Tonight I helped host the Chairman of the Free Democratic Party of Germany’s Parliamentary Group, Wolfgang Gerhardt, at a forum organized by the Friedrich Naumann Foundation.
If a coalition of the Christian Democrats and Free Democrats displaces the governing coalition of Social Democrats and Greens in Germany’s next election, Gerhardt may very well emerge as Germany’s next foreign minister.
He gave a lucid, sensible talk — quite brave in fact for speaking so candidly about some of the problems that lie ahead with China, Israel-Palestine, and Iran policy.
Someone in the audience knowing my rather serious interest in John Bolton’s future asked what Gerhardt thought of Bolton’s nomintation to serve as U.S. Ambassador to the U.N.
Knowing that he could probably not answer such a diplomatic question directly, I suggested a re-phrased question which went something like:
I know that America is in need of a new Ambassador to Germany. (pause) Might Germany welcome John Bolton to that post?
The answer from Wolfgang Gerhardt:
In the case that Mr. Bolton might become Ambassador to Germany, it might make best sense to deal directly with the U.S. government here in Washington rather than through an emissary.
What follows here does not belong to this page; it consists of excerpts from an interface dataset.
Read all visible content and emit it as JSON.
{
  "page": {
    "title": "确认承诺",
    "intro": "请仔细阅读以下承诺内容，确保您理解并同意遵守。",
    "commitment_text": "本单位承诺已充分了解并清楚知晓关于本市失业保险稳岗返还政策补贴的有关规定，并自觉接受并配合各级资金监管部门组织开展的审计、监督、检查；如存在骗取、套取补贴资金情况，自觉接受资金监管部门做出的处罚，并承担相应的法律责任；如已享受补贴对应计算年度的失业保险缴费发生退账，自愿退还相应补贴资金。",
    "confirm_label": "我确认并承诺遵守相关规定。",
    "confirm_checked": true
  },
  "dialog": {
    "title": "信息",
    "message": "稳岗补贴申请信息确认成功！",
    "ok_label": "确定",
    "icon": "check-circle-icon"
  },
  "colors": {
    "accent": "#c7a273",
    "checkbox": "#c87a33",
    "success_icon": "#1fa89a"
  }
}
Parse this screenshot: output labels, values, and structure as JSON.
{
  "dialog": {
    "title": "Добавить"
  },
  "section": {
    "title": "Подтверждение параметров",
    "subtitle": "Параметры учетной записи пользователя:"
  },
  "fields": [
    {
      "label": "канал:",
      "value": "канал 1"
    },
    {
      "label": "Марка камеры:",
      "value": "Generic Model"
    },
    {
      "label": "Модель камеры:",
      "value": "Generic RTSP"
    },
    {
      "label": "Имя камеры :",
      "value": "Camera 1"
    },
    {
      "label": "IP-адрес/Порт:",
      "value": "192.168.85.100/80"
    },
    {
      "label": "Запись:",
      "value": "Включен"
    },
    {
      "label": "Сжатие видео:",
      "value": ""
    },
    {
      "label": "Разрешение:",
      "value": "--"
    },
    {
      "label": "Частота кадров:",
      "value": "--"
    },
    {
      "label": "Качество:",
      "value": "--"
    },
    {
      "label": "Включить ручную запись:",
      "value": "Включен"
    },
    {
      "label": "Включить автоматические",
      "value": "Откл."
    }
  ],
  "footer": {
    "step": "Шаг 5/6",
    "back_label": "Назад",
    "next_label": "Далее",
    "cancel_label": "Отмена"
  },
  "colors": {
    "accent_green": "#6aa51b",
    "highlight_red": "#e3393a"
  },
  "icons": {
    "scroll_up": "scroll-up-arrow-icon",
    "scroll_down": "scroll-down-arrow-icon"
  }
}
I thought it was a clever response — and then it reminded me of Condi Rice essentially doing the same thing when she appointed her own U.N. advisor — distinct, separate, and independent from John Bolton.
— Steve Clemons